I’ve been playing around with a cool 3D Image Management application called Visions made by Twins-solutions.
I like this app. It may be useful to anyone who has massive collections of pictures and photos on their computer, as I do. It allows you alternate ways to browse, view, edit and share photos.  I liken this program to iTunes for pictures. Any teacher who wants to display galleries of images to students may wish to check this out, as it allows unique ways to display and browse through image folders [much more interesting than Windows’ default].  Its most grabbing feature is its interesting variety of  ways to view multiple galleries in 3D.  However, it does come with tons of other features for organizing, editing, creating, and even sharing photos on-line.  As an artist, I’m always looking for quick and easy photo editing apps.  I will have to ‘play’ with this some more, but right off the bat, I like the 3-D viewing features.  Check out the videos on the gallery page:

click for a larger image

This application is a perfect addition to my classroom practice, as I a consistently show collections of images to enforce some of the visual concepts that I try to teach in my courses.
In the screen shot above, you can see that the Visions app allows me to have a dozen image galleries on the screen at the same time.  Simply scrolling my mouse over any image in any gallery bring up a larger thumbnail, and a double click displays the image in full size.  This is just one of many ways to view image galleries.  Image galleries can be displayed in this cylinder view, or 5 other 3-D views.

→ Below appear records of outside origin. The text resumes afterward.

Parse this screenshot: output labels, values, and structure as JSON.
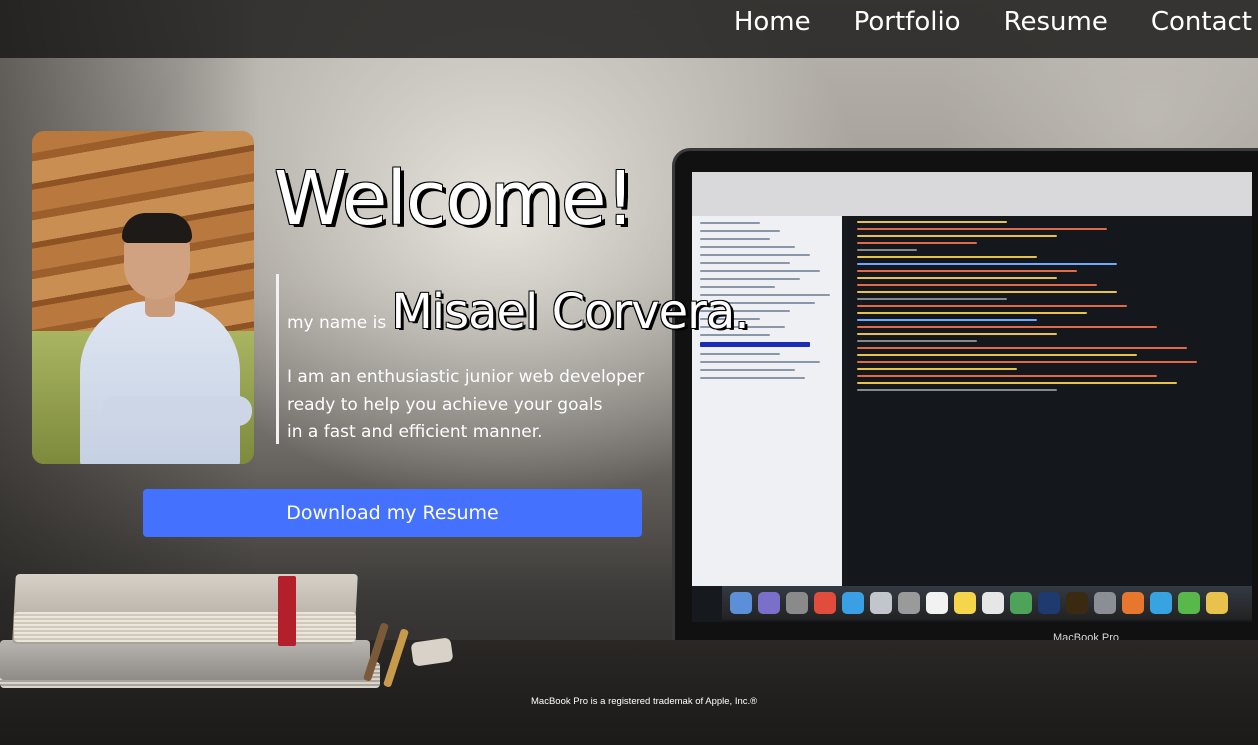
{
  "nav": {
    "links": [
      "Home",
      "Portfolio",
      "Resume",
      "Contact"
    ]
  },
  "hero": {
    "heading": "Welcome!",
    "name_prefix": "my name is",
    "name": "Misael Corvera.",
    "bio_lines": [
      "I am an enthusiastic junior web developer",
      "ready to help you achieve your goals",
      "in a fast and efficient manner."
    ],
    "download_button": "Download my Resume"
  },
  "background": {
    "laptop_label": "MacBook Pro"
  },
  "footer": {
    "note": "MacBook Pro is a registered trademak of Apple, Inc.®"
  },
  "colors": {
    "button": "#4571ff",
    "navbar": "#181716",
    "text": "#ffffff"
  },
  "icons": [
    "profile-photo"
  ]
}
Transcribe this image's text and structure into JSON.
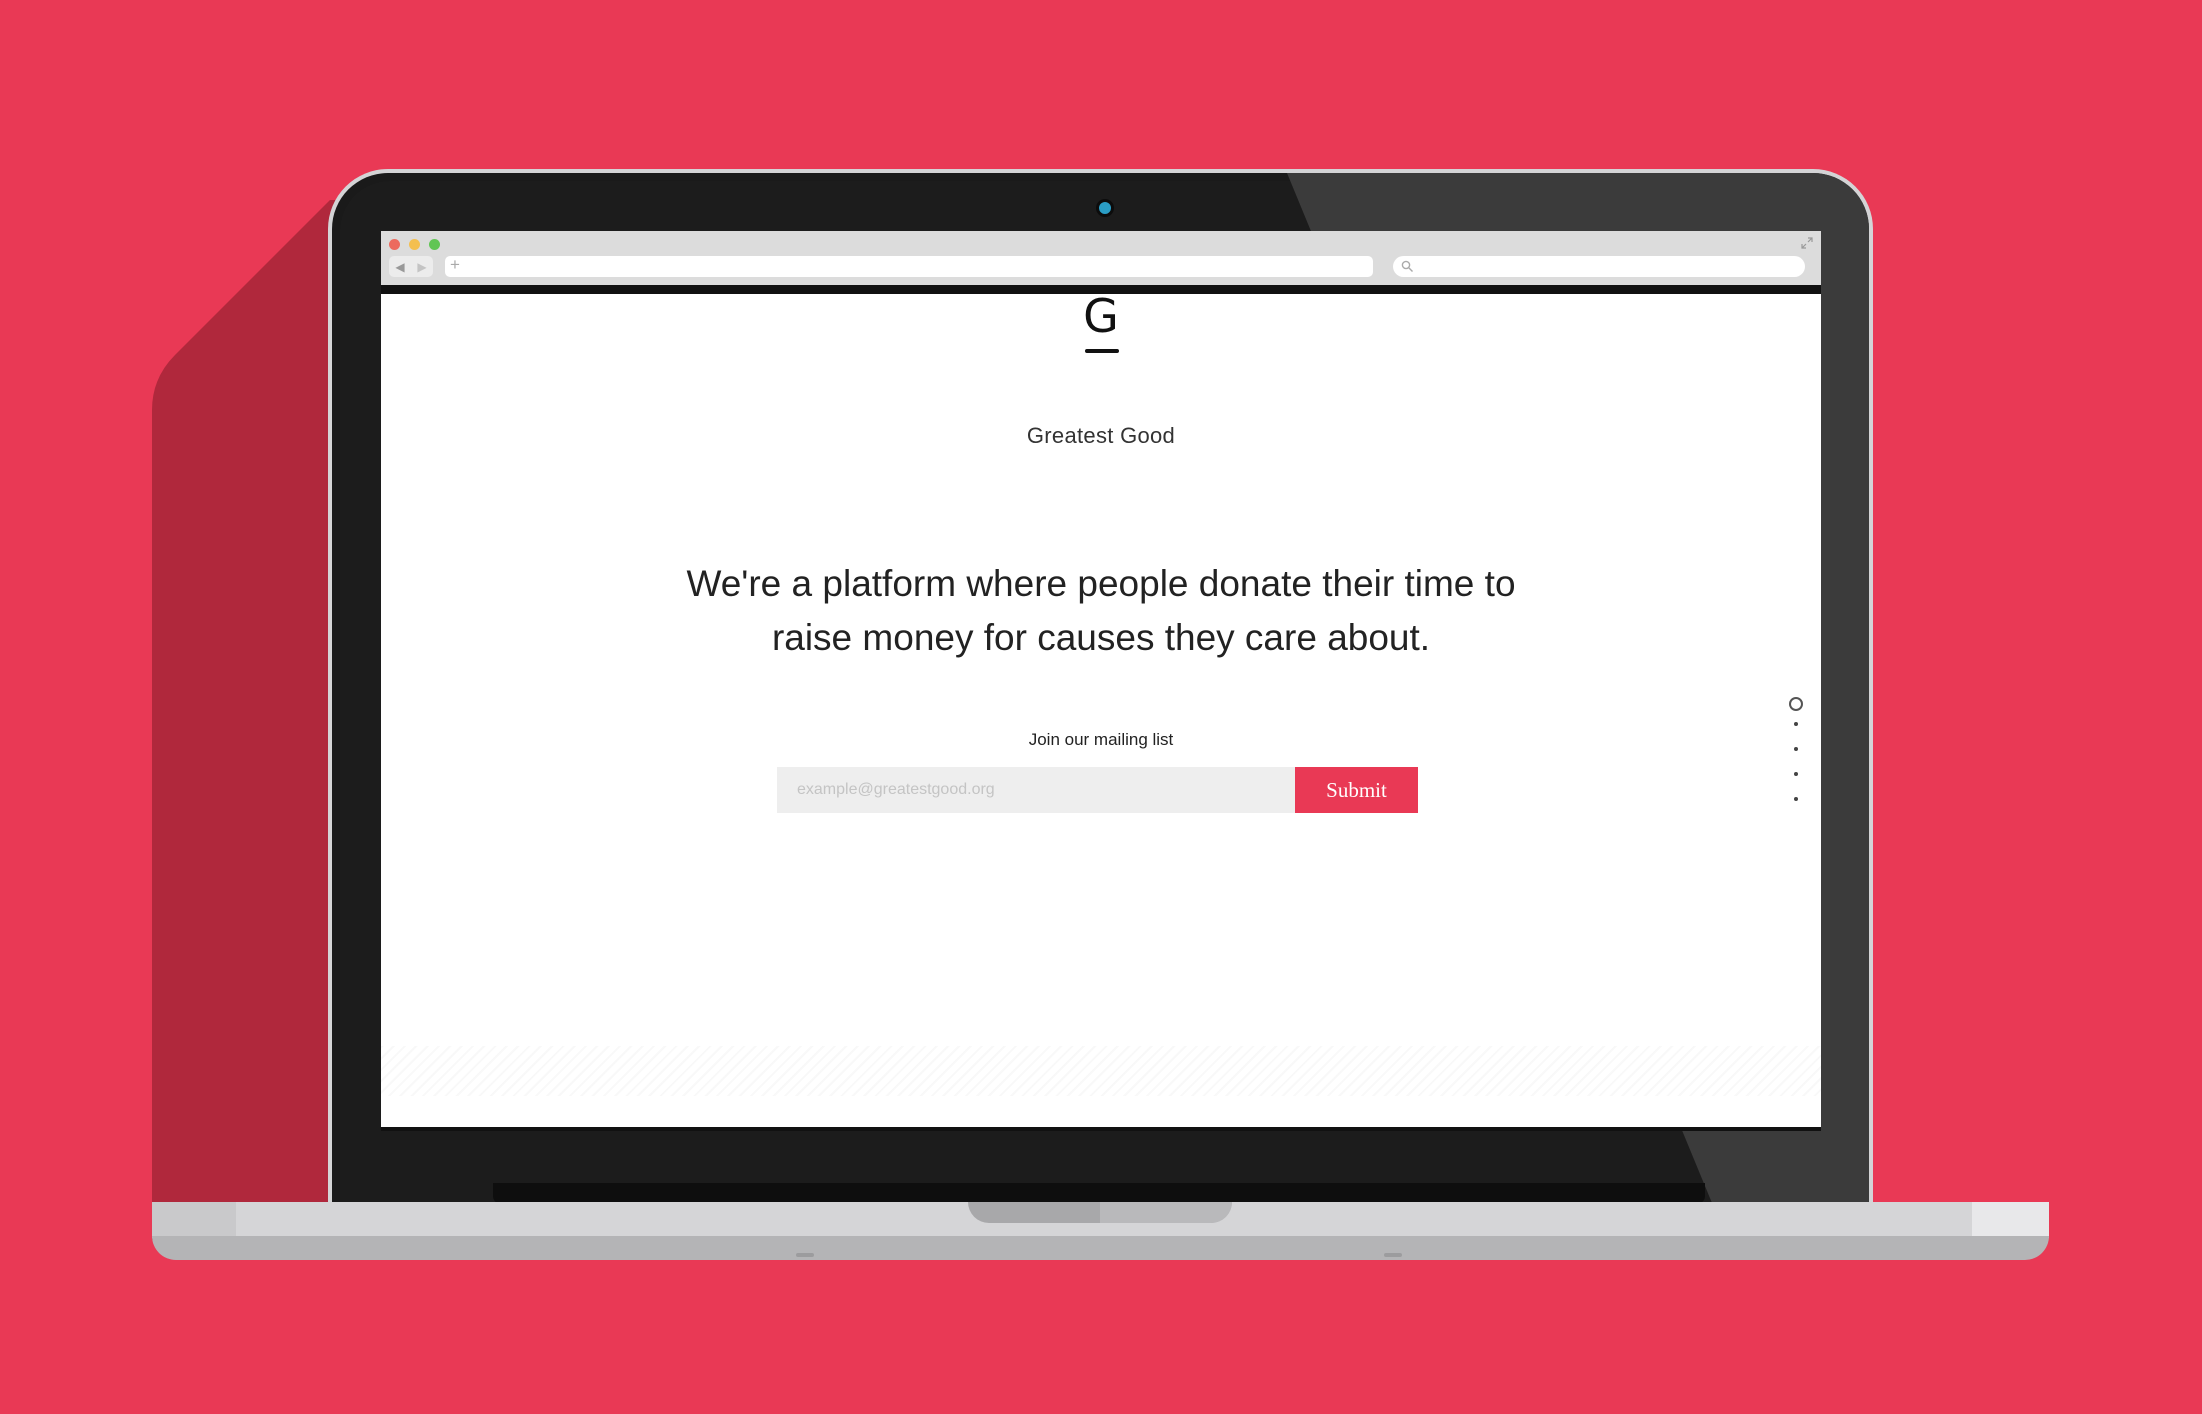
{
  "colors": {
    "background": "#e93955",
    "accent": "#e93955",
    "shadow": "#b0283c"
  },
  "browser": {
    "nav_back_icon": "back-arrow-icon",
    "nav_forward_icon": "forward-arrow-icon",
    "new_tab_icon": "plus-icon",
    "search_icon": "search-icon",
    "expand_icon": "expand-icon"
  },
  "site": {
    "logo_letter": "G",
    "brand_name": "Greatest Good",
    "headline": "We're a platform where people donate their time to raise money for causes they care about.",
    "mailing": {
      "label": "Join our mailing list",
      "email_placeholder": "example@greatestgood.org",
      "email_value": "",
      "submit_label": "Submit"
    },
    "page_indicator": {
      "total": 5,
      "active": 1
    }
  }
}
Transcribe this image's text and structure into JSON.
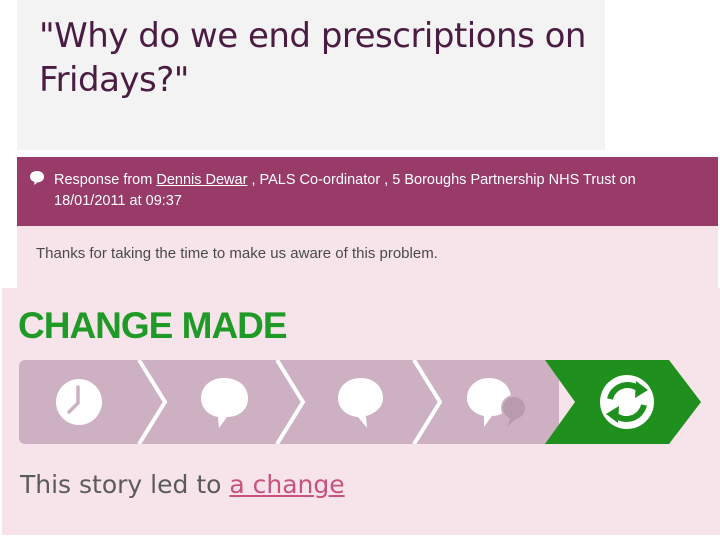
{
  "story": {
    "title": "\"Why do we end prescriptions on Fridays?\""
  },
  "response": {
    "prefix": "Response from ",
    "author": "Dennis Dewar",
    "sep1": " , ",
    "role": "PALS Co-ordinator",
    "sep2": " , ",
    "organisation": "5 Boroughs Partnership NHS Trust",
    "on_text": " on",
    "date": "18/01/2011 at 09:37",
    "message": "Thanks for taking the time to make us aware of this problem."
  },
  "progress": {
    "heading": "CHANGE MADE",
    "steps": [
      {
        "icon": "clock-icon",
        "state": "done"
      },
      {
        "icon": "speech-bubble-icon",
        "state": "done"
      },
      {
        "icon": "reply-bubble-icon",
        "state": "done"
      },
      {
        "icon": "conversation-icon",
        "state": "done"
      },
      {
        "icon": "refresh-icon",
        "state": "current"
      }
    ],
    "colors": {
      "inactive": "#cdb0c2",
      "active": "#1f8f1d",
      "arrow_edge": "#ffffff",
      "icon": "#ffffff"
    },
    "outcome_prefix": "This story led to ",
    "outcome_link": "a change"
  }
}
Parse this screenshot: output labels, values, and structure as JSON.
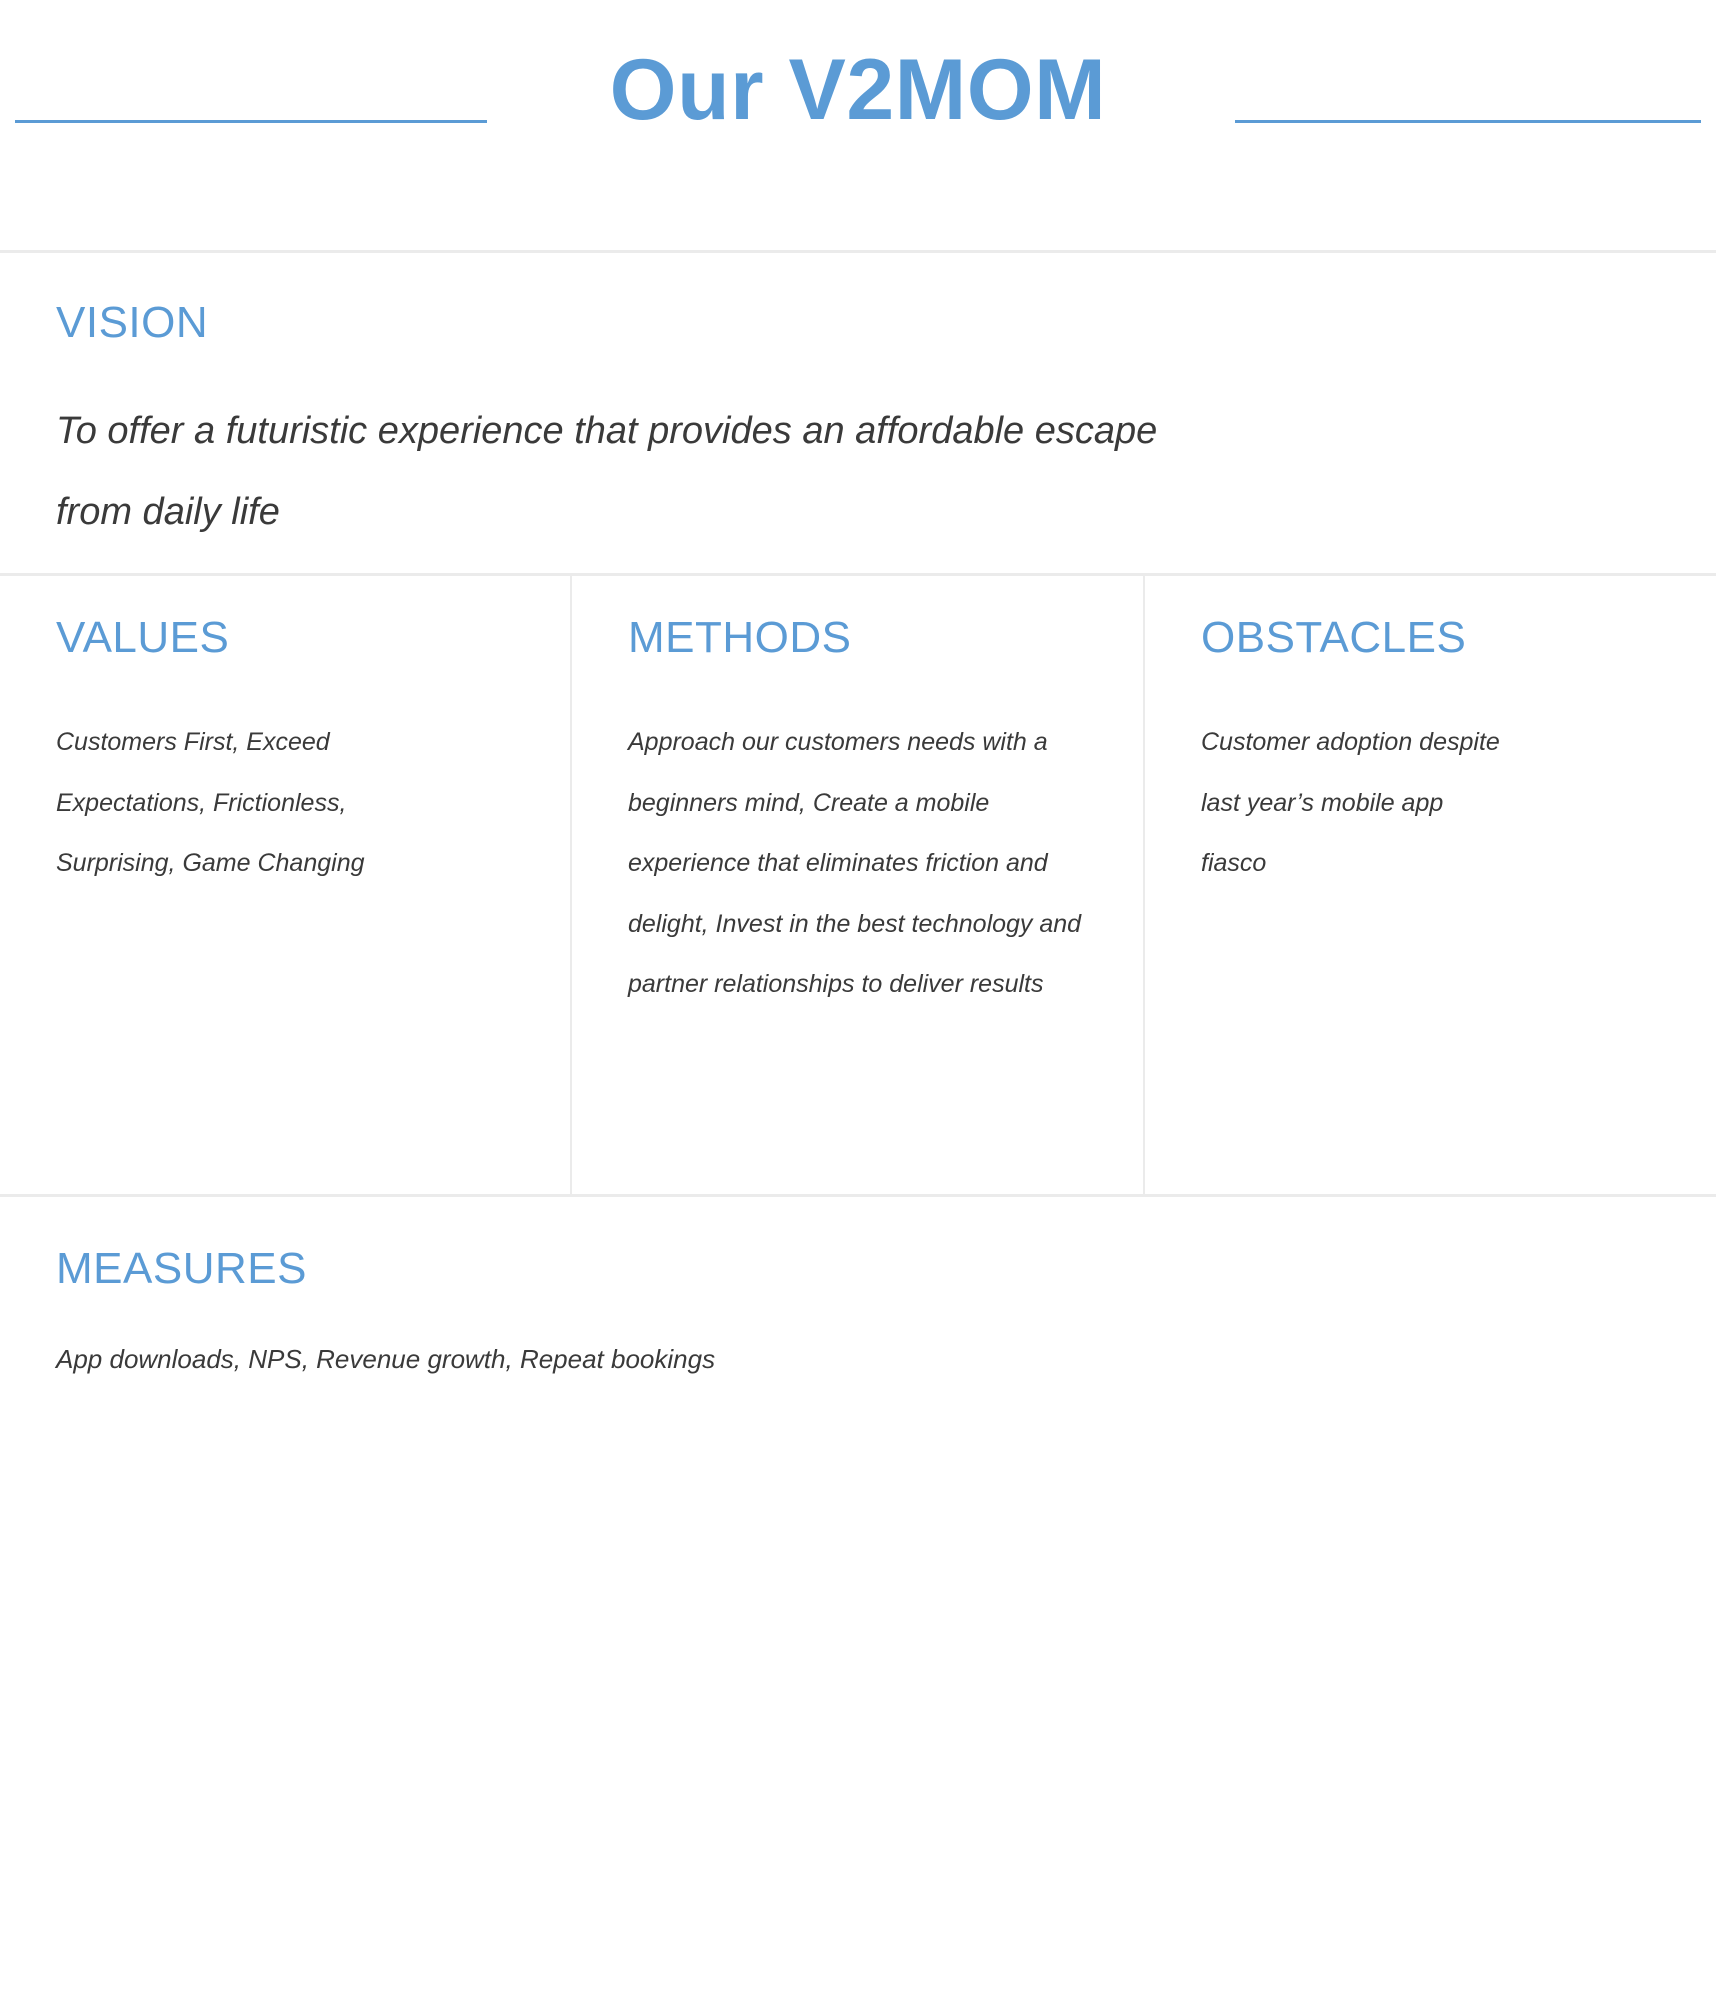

In the screen shot at the top of this post (click the image to see it larger) you can see a practical application of this program.  I have three galleries on the screen at the same time.  The left is a collection of image of Vincent Van Gogh paintings, the center gallery is a collection of images of a variety of Impressionist artworks, and the right is a collection of images of Claude Monet paintings.  This makes it quick and simple to switch back and forth between galleries and to select images from each gallery to display.   This will often be useful in order to compare and contrast visual concepts.  In this case, perhaps I want to discuss similarities and differences between Van Gogh’s and Monet’s styles of Impressionist painting.